WHAT THIS TASK INVOLVES >> Each entry that follows is to be duplicated exactly, without its images.

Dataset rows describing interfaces
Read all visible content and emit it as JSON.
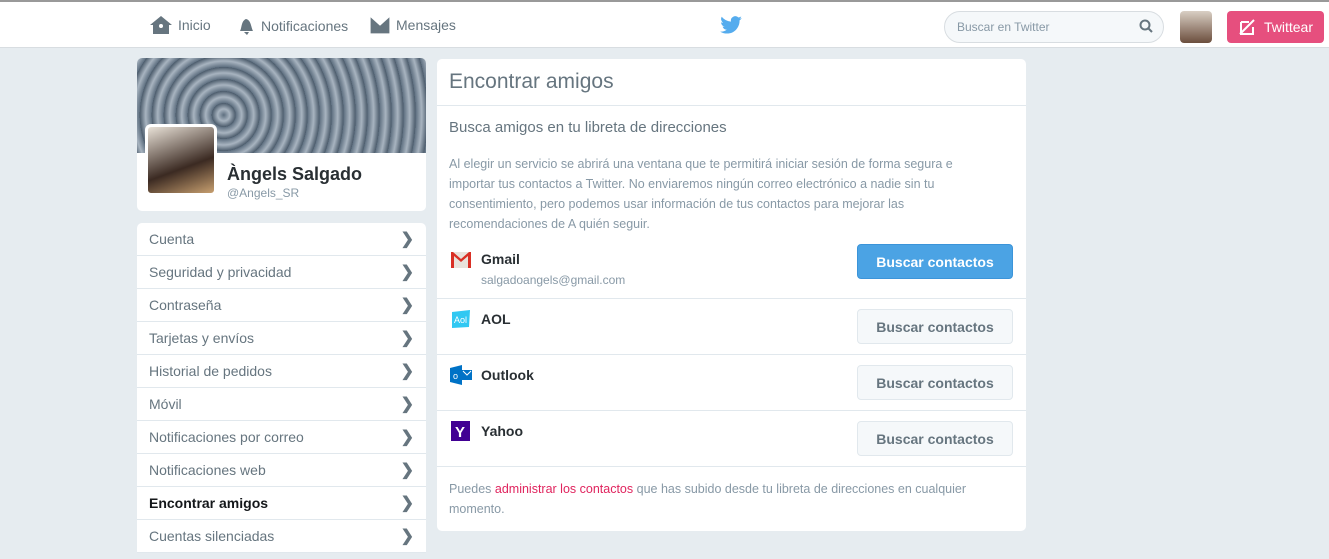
{
  "nav": {
    "home": "Inicio",
    "notifications": "Notificaciones",
    "messages": "Mensajes"
  },
  "search": {
    "placeholder": "Buscar en Twitter"
  },
  "tweet_label": "Twittear",
  "profile": {
    "name": "Àngels Salgado",
    "handle": "@Angels_SR"
  },
  "menu": [
    "Cuenta",
    "Seguridad y privacidad",
    "Contraseña",
    "Tarjetas y envíos",
    "Historial de pedidos",
    "Móvil",
    "Notificaciones por correo",
    "Notificaciones web",
    "Encontrar amigos",
    "Cuentas silenciadas"
  ],
  "main": {
    "title": "Encontrar amigos",
    "subtitle": "Busca amigos en tu libreta de direcciones",
    "description": "Al elegir un servicio se abrirá una ventana que te permitirá iniciar sesión de forma segura e importar tus contactos a Twitter. No enviaremos ningún correo electrónico a nadie sin tu consentimiento, pero podemos usar información de tus contactos para mejorar las recomendaciones de A quién seguir.",
    "services": [
      {
        "name": "Gmail",
        "email": "salgadoangels@gmail.com",
        "button": "Buscar contactos"
      },
      {
        "name": "AOL",
        "button": "Buscar contactos"
      },
      {
        "name": "Outlook",
        "button": "Buscar contactos"
      },
      {
        "name": "Yahoo",
        "button": "Buscar contactos"
      }
    ],
    "footer_pre": "Puedes ",
    "footer_link": "administrar los contactos",
    "footer_post": " que has subido desde tu libreta de direcciones en cualquier momento."
  }
}
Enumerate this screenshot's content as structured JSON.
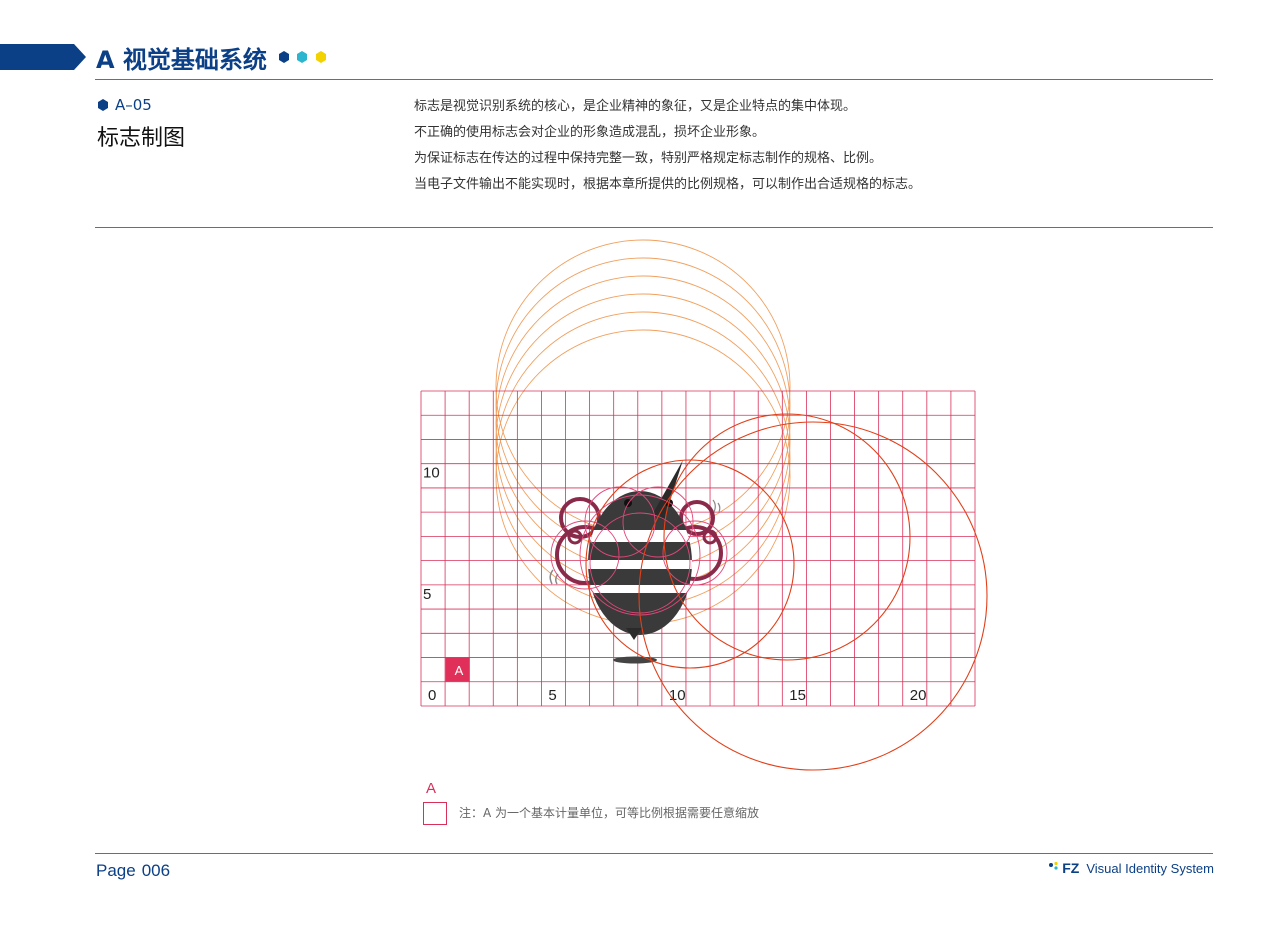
{
  "header": {
    "section_title": "A 视觉基础系统",
    "accent_colors": [
      "#0b3f86",
      "#2bb5cf",
      "#f2d200"
    ]
  },
  "page": {
    "code": "A–05",
    "heading": "标志制图",
    "description": [
      "标志是视觉识别系统的核心，是企业精神的象征，又是企业特点的集中体现。",
      "不正确的使用标志会对企业的形象造成混乱，损坏企业形象。",
      "为保证标志在传达的过程中保持完整一致，特别严格规定标志制作的规格、比例。",
      "当电子文件输出不能实现时，根据本章所提供的比例规格，可以制作出合适规格的标志。"
    ]
  },
  "diagram": {
    "grid_columns": 23,
    "grid_rows": 13,
    "unit_label": "A",
    "x_axis_labels": [
      {
        "text": "0",
        "value": 0
      },
      {
        "text": "5",
        "value": 5
      },
      {
        "text": "10",
        "value": 10
      },
      {
        "text": "15",
        "value": 15
      },
      {
        "text": "20",
        "value": 20
      }
    ],
    "y_axis_labels": [
      {
        "text": "5",
        "value": 5
      },
      {
        "text": "10",
        "value": 10
      }
    ],
    "grid_color": "#d9305a",
    "guide_color_light": "#f0a060",
    "guide_color_dark": "#e0401a",
    "logo_colors": {
      "body": "#3a3a3a",
      "stripe": "#ffffff",
      "wing": "#8a2a4a"
    }
  },
  "note": {
    "label": "A",
    "text": "注：A 为一个基本计量单位，可等比例根据需要任意缩放"
  },
  "footer": {
    "page_word": "Page",
    "page_number": "006",
    "brand_mark": "FZ",
    "brand_text": "Visual Identity System"
  }
}
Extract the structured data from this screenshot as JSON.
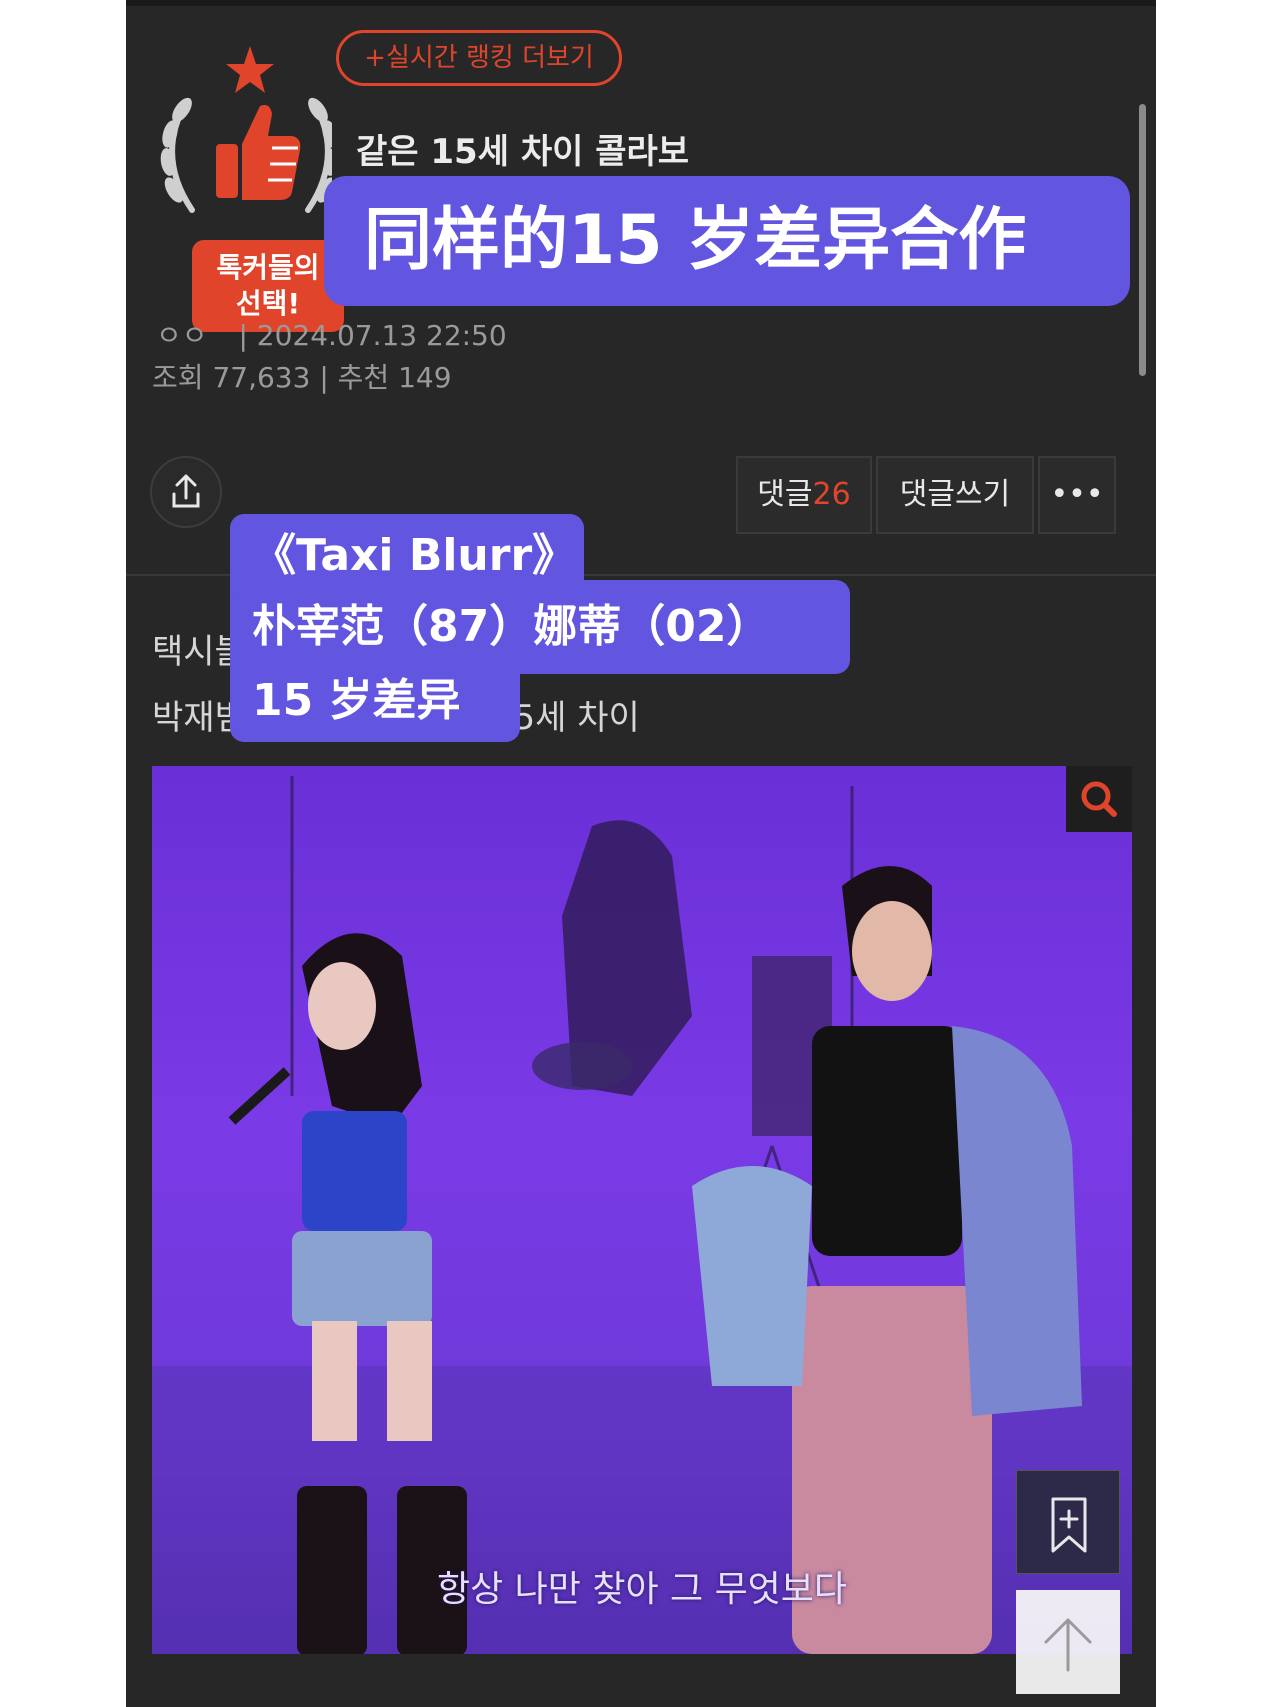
{
  "header": {
    "ranking_button": "+실시간 랭킹 더보기",
    "award_label_line1": "톡커들의",
    "award_label_line2": "선택!",
    "title": "같은 15세 차이 콜라보",
    "overlay_title": "同样的15 岁差异合作"
  },
  "meta": {
    "author": "ㅇㅇ",
    "separator": "|",
    "datetime": "2024.07.13 22:50",
    "views_label": "조회",
    "views": "77,633",
    "likes_label": "추천",
    "likes": "149"
  },
  "actions": {
    "comments_label": "댓글",
    "comments_count": "26",
    "write_comment": "댓글쓰기",
    "more": "•••"
  },
  "body": {
    "line1": "택시블러",
    "line2": "박재범(87) 나띠(02) : 15세 차이"
  },
  "caption_overlay": {
    "line1": "《Taxi Blurr》",
    "line2": "朴宰范（87）娜蒂（02）",
    "line3": "15 岁差异"
  },
  "photo": {
    "subtitle": "항상 나만 찾아 그 무엇보다",
    "background_color": "#6a2fd6"
  },
  "icons": [
    "share-icon",
    "search-icon",
    "bookmark-add-icon",
    "arrow-up-icon",
    "laurel-icon",
    "thumbs-up-icon",
    "star-icon"
  ],
  "colors": {
    "accent": "#e0452b",
    "overlay": "#6255e0",
    "background": "#272727"
  }
}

THE ANSWER >>
Read all visible content and emit it as JSON.
{
  "nav": {
    "home": "Inicio",
    "notifications": "Notificaciones",
    "messages": "Mensajes"
  },
  "search": {
    "placeholder": "Buscar en Twitter"
  },
  "tweet_label": "Twittear",
  "profile": {
    "name": "Àngels Salgado",
    "handle": "@Angels_SR"
  },
  "menu": [
    "Cuenta",
    "Seguridad y privacidad",
    "Contraseña",
    "Tarjetas y envíos",
    "Historial de pedidos",
    "Móvil",
    "Notificaciones por correo",
    "Notificaciones web",
    "Encontrar amigos",
    "Cuentas silenciadas"
  ],
  "main": {
    "title": "Encontrar amigos",
    "subtitle": "Busca amigos en tu libreta de direcciones",
    "description": "Al elegir un servicio se abrirá una ventana que te permitirá iniciar sesión de forma segura e importar tus contactos a Twitter. No enviaremos ningún correo electrónico a nadie sin tu consentimiento, pero podemos usar información de tus contactos para mejorar las recomendaciones de A quién seguir.",
    "services": [
      {
        "name": "Gmail",
        "email": "salgadoangels@gmail.com",
        "button": "Buscar contactos"
      },
      {
        "name": "AOL",
        "button": "Buscar contactos"
      },
      {
        "name": "Outlook",
        "button": "Buscar contactos"
      },
      {
        "name": "Yahoo",
        "button": "Buscar contactos"
      }
    ],
    "footer_pre": "Puedes ",
    "footer_link": "administrar los contactos",
    "footer_post": " que has subido desde tu libreta de direcciones en cualquier momento."
  }
}
Enumerate this screenshot's content as structured JSON.
{
  "header": {
    "section_title": "A 视觉基础系统",
    "accent_colors": [
      "#0b3f86",
      "#2bb5cf",
      "#f2d200"
    ]
  },
  "page": {
    "code": "A–05",
    "heading": "标志制图",
    "description": [
      "标志是视觉识别系统的核心，是企业精神的象征，又是企业特点的集中体现。",
      "不正确的使用标志会对企业的形象造成混乱，损坏企业形象。",
      "为保证标志在传达的过程中保持完整一致，特别严格规定标志制作的规格、比例。",
      "当电子文件输出不能实现时，根据本章所提供的比例规格，可以制作出合适规格的标志。"
    ]
  },
  "diagram": {
    "grid_columns": 23,
    "grid_rows": 13,
    "unit_label": "A",
    "x_axis_labels": [
      {
        "text": "0",
        "value": 0
      },
      {
        "text": "5",
        "value": 5
      },
      {
        "text": "10",
        "value": 10
      },
      {
        "text": "15",
        "value": 15
      },
      {
        "text": "20",
        "value": 20
      }
    ],
    "y_axis_labels": [
      {
        "text": "5",
        "value": 5
      },
      {
        "text": "10",
        "value": 10
      }
    ],
    "grid_color": "#d9305a",
    "guide_color_light": "#f0a060",
    "guide_color_dark": "#e0401a",
    "logo_colors": {
      "body": "#3a3a3a",
      "stripe": "#ffffff",
      "wing": "#8a2a4a"
    }
  },
  "note": {
    "label": "A",
    "text": "注：A 为一个基本计量单位，可等比例根据需要任意缩放"
  },
  "footer": {
    "page_word": "Page",
    "page_number": "006",
    "brand_mark": "FZ",
    "brand_text": "Visual Identity System"
  }
}
Extract the structured data from this screenshot as JSON.
{
  "header": {
    "ranking_button": "+실시간 랭킹 더보기",
    "award_label_line1": "톡커들의",
    "award_label_line2": "선택!",
    "title": "같은 15세 차이 콜라보",
    "overlay_title": "同样的15 岁差异合作"
  },
  "meta": {
    "author": "ㅇㅇ",
    "separator": "|",
    "datetime": "2024.07.13 22:50",
    "views_label": "조회",
    "views": "77,633",
    "likes_label": "추천",
    "likes": "149"
  },
  "actions": {
    "comments_label": "댓글",
    "comments_count": "26",
    "write_comment": "댓글쓰기",
    "more": "•••"
  },
  "body": {
    "line1": "택시블러",
    "line2": "박재범(87) 나띠(02) : 15세 차이"
  },
  "caption_overlay": {
    "line1": "《Taxi Blurr》",
    "line2": "朴宰范（87）娜蒂（02）",
    "line3": "15 岁差异"
  },
  "photo": {
    "subtitle": "항상 나만 찾아 그 무엇보다",
    "background_color": "#6a2fd6"
  },
  "icons": [
    "share-icon",
    "search-icon",
    "bookmark-add-icon",
    "arrow-up-icon",
    "laurel-icon",
    "thumbs-up-icon",
    "star-icon"
  ],
  "colors": {
    "accent": "#e0452b",
    "overlay": "#6255e0",
    "background": "#272727"
  }
}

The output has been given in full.